The B.C. Salmon Farmers Association notes that B.C. farm-raised salmon of the Chinook, Coho and Atlantic varieties feature low levels of polychlorinated biphenyls (PCBs) and other contaminants, and that their mercury content isn’t high enough to threaten consumers’ health.
Canada’s farmed fish industry is regulated by the Canadian Food Inspection Agency, which enforces quality and safety standards.
Sliced meats are a great source of protein, not to mention a fast, easy and convenient way to get food on-the-go. But you need to be mindful of how often you eat them.
Processed meats, like cold cuts, jerky and bacon, have been linked to colorectal and stomach cancers. The problem derives from the smoking, curing and preservation processes the meats undergo, and the chemicals (like nitrates) that are released throughout.

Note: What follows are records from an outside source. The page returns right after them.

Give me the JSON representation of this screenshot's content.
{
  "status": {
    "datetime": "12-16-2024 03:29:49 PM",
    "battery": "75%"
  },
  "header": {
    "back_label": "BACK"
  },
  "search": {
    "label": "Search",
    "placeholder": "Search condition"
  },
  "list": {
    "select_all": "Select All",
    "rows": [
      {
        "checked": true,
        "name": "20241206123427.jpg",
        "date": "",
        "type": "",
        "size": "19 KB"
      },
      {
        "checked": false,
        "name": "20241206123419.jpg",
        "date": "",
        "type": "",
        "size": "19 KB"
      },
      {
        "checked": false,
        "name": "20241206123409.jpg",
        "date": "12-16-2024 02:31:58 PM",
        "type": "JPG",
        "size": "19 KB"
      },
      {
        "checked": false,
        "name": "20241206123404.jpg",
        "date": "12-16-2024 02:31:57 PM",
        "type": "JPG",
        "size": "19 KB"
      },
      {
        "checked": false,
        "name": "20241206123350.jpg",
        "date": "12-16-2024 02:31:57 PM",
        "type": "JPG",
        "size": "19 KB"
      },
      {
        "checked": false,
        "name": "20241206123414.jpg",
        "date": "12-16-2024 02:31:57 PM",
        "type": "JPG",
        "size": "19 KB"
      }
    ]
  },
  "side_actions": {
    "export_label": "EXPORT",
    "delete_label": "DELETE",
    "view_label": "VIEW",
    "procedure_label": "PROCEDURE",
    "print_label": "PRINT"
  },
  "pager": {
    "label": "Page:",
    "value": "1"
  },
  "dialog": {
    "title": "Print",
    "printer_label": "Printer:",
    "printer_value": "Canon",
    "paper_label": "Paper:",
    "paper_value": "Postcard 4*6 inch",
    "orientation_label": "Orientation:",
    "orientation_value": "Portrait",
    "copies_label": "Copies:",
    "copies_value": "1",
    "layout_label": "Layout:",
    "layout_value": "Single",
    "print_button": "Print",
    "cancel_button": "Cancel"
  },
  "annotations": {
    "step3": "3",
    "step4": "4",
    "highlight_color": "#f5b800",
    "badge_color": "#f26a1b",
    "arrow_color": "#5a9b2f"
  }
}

However, experts are quick to point out that in this case, moderation is key.
“We should be limiting red and processed meat to help reduce colon cancer risk, and possibly, the risk of other cancers,” Colleen Doyle, American Cancer Society managing director of nutrition and physical activity, said in a statement. “The occasional hot dog or hamburger is okay.”
It’s also very easy to find organic or chemical-free meats, if you’re concerned about the amount you consume.
When cooking with oils, you’ll want to leave the corn, sunflower, palm and soya bean varieties in the cupboard — they’ve been linked to various cancers and neurogenerative diseases like Alzheimer’s.
“This is a controversial food because we know that vegetable oil has a high smoke point,” the temperature it can reach before it burns off its beneficial nutrients and starts to release free radicals, Goldstein says.
However, a study published in Toxicology Reports noted that rats that were fed repeatedly heated cooking oil (RHCO) showed significant damage to the colon and liver. The concern is that once heated, vegetable cooking oils release free radicals that lead to oxidative stress, and cellular and molecular damage.
If you’re going to cook with oil, choose healthier options like olive or coconut, both of which are proven to withstand high cooking temperatures.
Much like microwave popcorn, the issue with canned tomatoes (and canned vegetables in general) is the BPA in the aluminum. Bisphenol A is an industrial compound that’s used inside things like the linings of cans (and plastic bottles) to prevent corrosion and breakage, and preserve the food inside. It’s been linked to diabetes, obesity, cardiovascular disease and reproductive development issues, and is considered an endocrine disruptor.
“There is a lot of evidence, and it’s growing, that BPA can have an affect on the human body even at very low levels,” Lynn Ladbrook, chief executive of Breast Cancer UK, said to the Telegraph. “We believe there is no safe dose of BPA.”
However, it’s fairly easy and increasingly common to find BPA-free cans and bottles in your grocery store.